Then I assure them they’ve all made remarkable contributions to the books in the series. I remind them they kept me entertained and amused for almost a decade—including recent months of quarantine. I swear I’ll never forget them. And then I turn out the light.


No Substitute for Matrimony

A Subbing isn’t for Sissies Mystery, Book 13


When substitute teacher Barbara Reed turned wedding planning over to her wealthy neighbor Muriel Ballantine, she knew the event wouldn’t be what she and Dave asked for—small, simple, and sane. What she didn’t know was that murder would block her path to the altar.


As Dave races the clock to find a killer and free a friend from suspicion, Barb struggles to free herself from makeup artists intent on changing her casual appearance. Meanwhile, her overbearing sister offers unwanted advice about men and matrimony, and an ardent admirer hopes she’ll ditch the groom before she reaches the end of the aisle.


With time running out, Mrs. B offers a mammoth reward. Will the cash bring a witness out of hiding and solve the case? Or will delivering the dough dump Barb in deep danger?


Buy Link 


Carolyn J. Rose said...

Lois - thanks for allowing me space to share this with readers and writers. I'll be checking back to see if anyone offers advice for edging away from characters who don't want to let go.


Always happy to have you drop by for a visit, Carolyn!

Unknown said...

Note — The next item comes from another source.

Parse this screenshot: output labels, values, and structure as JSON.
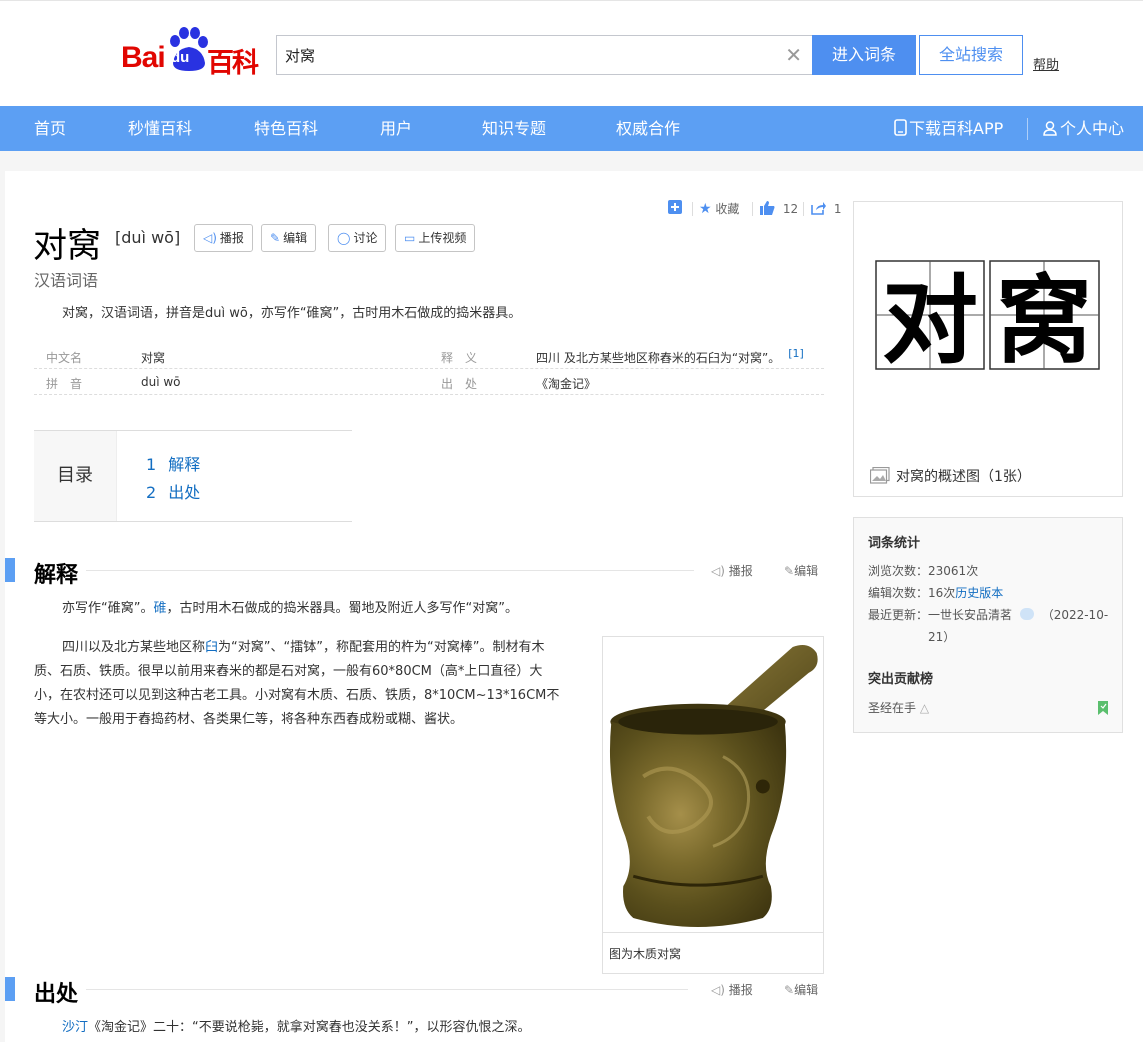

Saying goodbye to a series is hard to do. Unless you're Arthur Conan Doyle, who couldn't wait to kill-off Holmes, only to have to bring him back again. I've considering doing that with a series I write but haven't had the courage to. Best of luck with new endeavors.

Carolyn J. Rose said...

And best of luck with yours.

Susan said...

I had never realized a series writer might need a "debriefing" of sorts to say goodbye to their characters. After spending so many hours/days together guess it's not surprising. Perhaps a virtual cocktail party might be in order. Pass around a tray of martinis and tapas to your characters Carolyn. They will soon be so engrossed in delightful conversation with each other you can slip out the side door unnoticed. :) Perhaps you head to a virtual meetup with your next cast of characters. lol